[Web page and app entries]
*** Block opens ***
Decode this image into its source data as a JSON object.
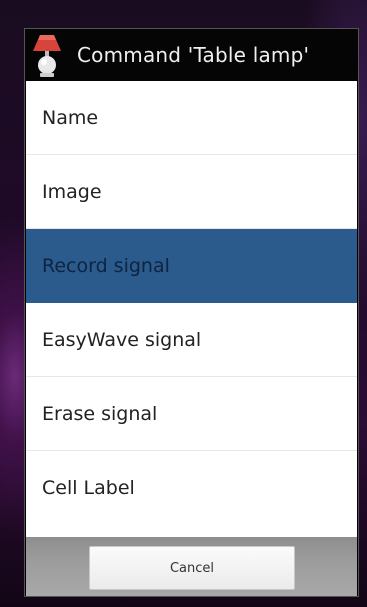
{
  "dialog": {
    "title": "Command 'Table lamp'",
    "icon": "table-lamp-icon"
  },
  "menu": {
    "items": [
      {
        "label": "Name"
      },
      {
        "label": "Image"
      },
      {
        "label": "Record signal",
        "selected": true
      },
      {
        "label": "EasyWave signal"
      },
      {
        "label": "Erase signal"
      },
      {
        "label": "Cell Label"
      }
    ]
  },
  "footer": {
    "cancel_label": "Cancel"
  },
  "colors": {
    "selected_background": "#2b5a8c",
    "title_background": "#050505",
    "lamp_shade": "#d8443a"
  }
}
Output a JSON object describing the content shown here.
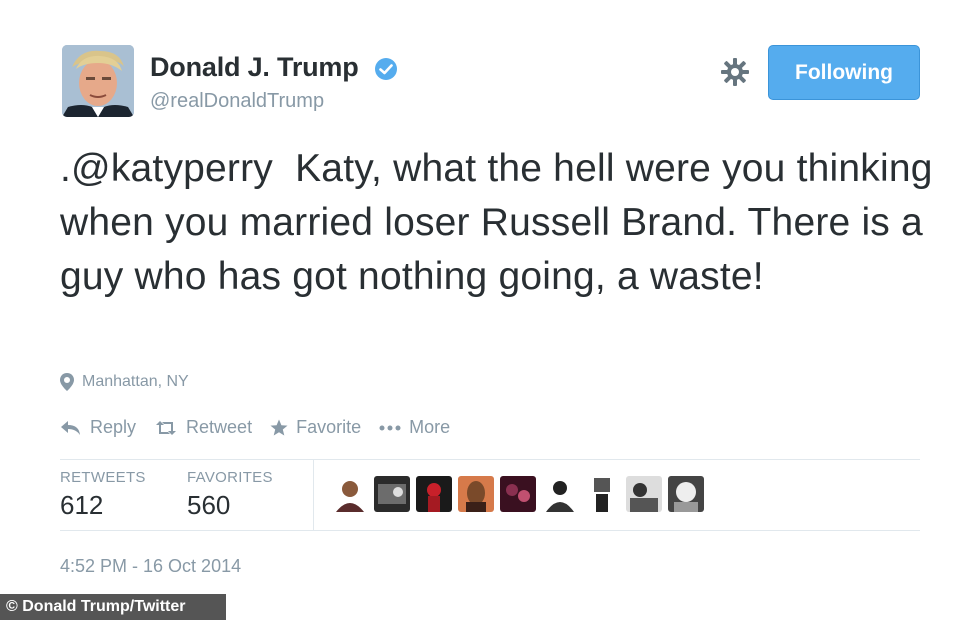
{
  "header": {
    "name": "Donald J. Trump",
    "handle": "@realDonaldTrump",
    "follow_label": "Following",
    "icons": {
      "verified": "verified-badge-icon",
      "settings": "gear-icon"
    }
  },
  "tweet": {
    "mention": ".@katyperry",
    "body": "Katy, what the hell were you thinking when you married loser Russell Brand. There is a guy who has got nothing going, a waste!",
    "location": "Manhattan, NY"
  },
  "actions": [
    {
      "label": "Reply",
      "icon": "reply-icon"
    },
    {
      "label": "Retweet",
      "icon": "retweet-icon"
    },
    {
      "label": "Favorite",
      "icon": "star-icon"
    },
    {
      "label": "More",
      "icon": "more-dots-icon"
    }
  ],
  "stats": {
    "retweets_label": "RETWEETS",
    "retweets": "612",
    "favorites_label": "FAVORITES",
    "favorites": "560"
  },
  "timestamp": "4:52 PM - 16 Oct 2014",
  "credit": "© Donald Trump/Twitter",
  "colors": {
    "accent": "#55acee",
    "text": "#292f33",
    "muted": "#8899a6"
  }
}
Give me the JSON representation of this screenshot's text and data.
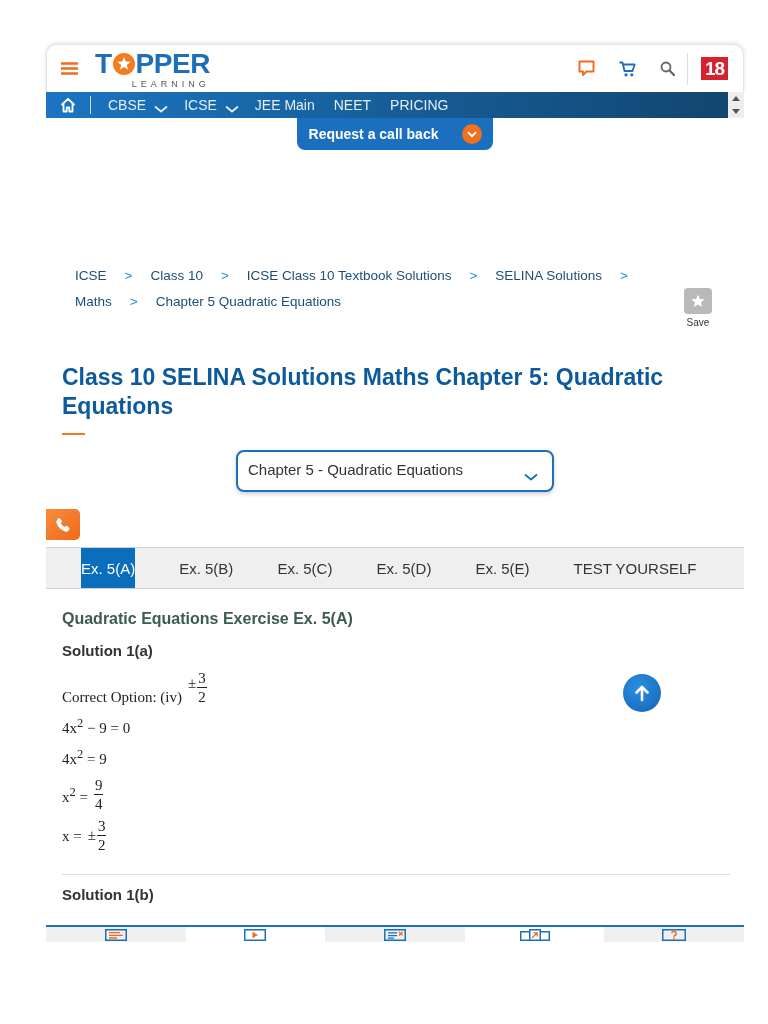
{
  "header": {
    "logo": {
      "word_start": "T",
      "word_end": "PPER",
      "tagline": "LEARNING"
    },
    "partner_badge": "18"
  },
  "nav": {
    "items": [
      {
        "label": "CBSE",
        "has_dropdown": true
      },
      {
        "label": "ICSE",
        "has_dropdown": true
      },
      {
        "label": "JEE Main",
        "has_dropdown": false
      },
      {
        "label": "NEET",
        "has_dropdown": false
      },
      {
        "label": "PRICING",
        "has_dropdown": false
      }
    ]
  },
  "callback_button": {
    "label": "Request a call back"
  },
  "breadcrumb": [
    {
      "label": "ICSE",
      "separator": ">"
    },
    {
      "label": "Class 10",
      "separator": ">"
    },
    {
      "label": "ICSE Class 10 Textbook Solutions",
      "separator": ">"
    },
    {
      "label": "SELINA Solutions",
      "separator": ">"
    },
    {
      "label": "Maths",
      "separator": ">"
    },
    {
      "label": "Chapter 5 Quadratic Equations"
    }
  ],
  "save": {
    "label": "Save"
  },
  "title": "Class 10 SELINA Solutions Maths Chapter 5: Quadratic Equations",
  "chapter_select": {
    "value": "Chapter 5 - Quadratic Equations"
  },
  "tabs": [
    {
      "label": "Ex. 5(A)",
      "selected": true
    },
    {
      "label": "Ex. 5(B)",
      "selected": false
    },
    {
      "label": "Ex. 5(C)",
      "selected": false
    },
    {
      "label": "Ex. 5(D)",
      "selected": false
    },
    {
      "label": "Ex. 5(E)",
      "selected": false
    },
    {
      "label": "TEST YOURSELF",
      "selected": false
    }
  ],
  "content": {
    "heading": "Quadratic Equations Exercise Ex. 5(A)",
    "solutions": [
      {
        "title": "Solution 1(a)",
        "lines": [
          {
            "kind": "raised-fraction",
            "prefix": "Correct Option: (iv)",
            "sign": "±",
            "numerator": "3",
            "denominator": "2"
          },
          {
            "kind": "text",
            "text": "4x$^{2}$ − 9 = 0"
          },
          {
            "kind": "text",
            "text": "4x$^{2}$ = 9"
          },
          {
            "kind": "fraction",
            "prefix": "x$^{2}$ =",
            "numerator": "9",
            "denominator": "4"
          },
          {
            "kind": "fraction",
            "prefix": "x =",
            "sign": "±",
            "numerator": "3",
            "denominator": "2"
          }
        ]
      },
      {
        "title": "Solution 1(b)"
      }
    ]
  }
}
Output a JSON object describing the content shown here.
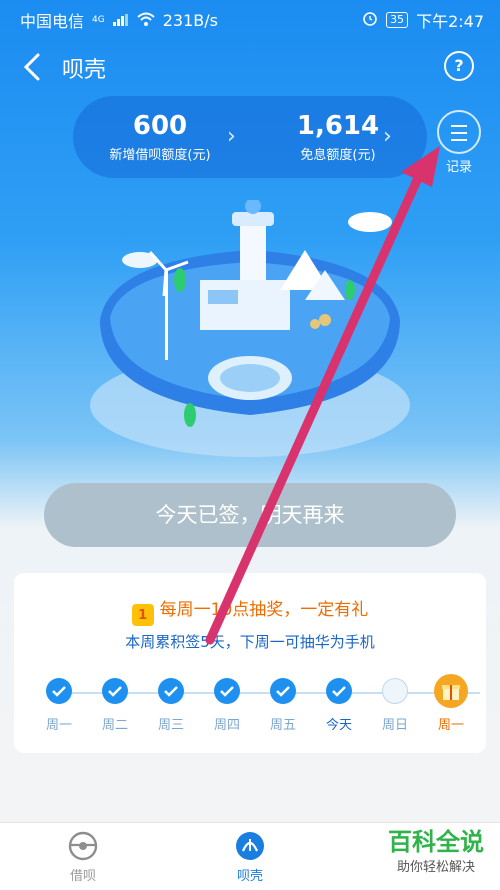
{
  "status_bar": {
    "carrier": "中国电信",
    "network": "4G",
    "speed": "231B/s",
    "battery": "35",
    "time": "下午2:47"
  },
  "nav": {
    "title": "呗壳",
    "help": "?"
  },
  "stats": [
    {
      "value": "600",
      "label": "新增借呗额度(元)"
    },
    {
      "value": "1,614",
      "label": "免息额度(元)"
    }
  ],
  "record": {
    "label": "记录"
  },
  "sign_button": {
    "label": "今天已签，明天再来"
  },
  "card": {
    "headline": "每周一10点抽奖，一定有礼",
    "calendar_digit": "1",
    "subline": "本周累积签5天，下周一可抽华为手机",
    "days": [
      {
        "label": "周一",
        "state": "checked"
      },
      {
        "label": "周二",
        "state": "checked"
      },
      {
        "label": "周三",
        "state": "checked"
      },
      {
        "label": "周四",
        "state": "checked"
      },
      {
        "label": "周五",
        "state": "checked"
      },
      {
        "label": "今天",
        "state": "checked"
      },
      {
        "label": "周日",
        "state": "empty"
      },
      {
        "label": "周一",
        "state": "gift"
      }
    ]
  },
  "tabs": [
    {
      "label": "借呗",
      "active": false
    },
    {
      "label": "呗壳",
      "active": true
    }
  ],
  "watermark": {
    "title": "百科全说",
    "subtitle": "助你轻松解决"
  },
  "colors": {
    "primary": "#1e90f0",
    "accent": "#ef6c00",
    "arrow": "#d9336e"
  }
}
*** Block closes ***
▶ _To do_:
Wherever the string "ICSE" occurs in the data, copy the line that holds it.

▶ _Solution for this problem_:
        "label": "ICSE",
      "label": "ICSE",
      "label": "ICSE Class 10 Textbook Solutions",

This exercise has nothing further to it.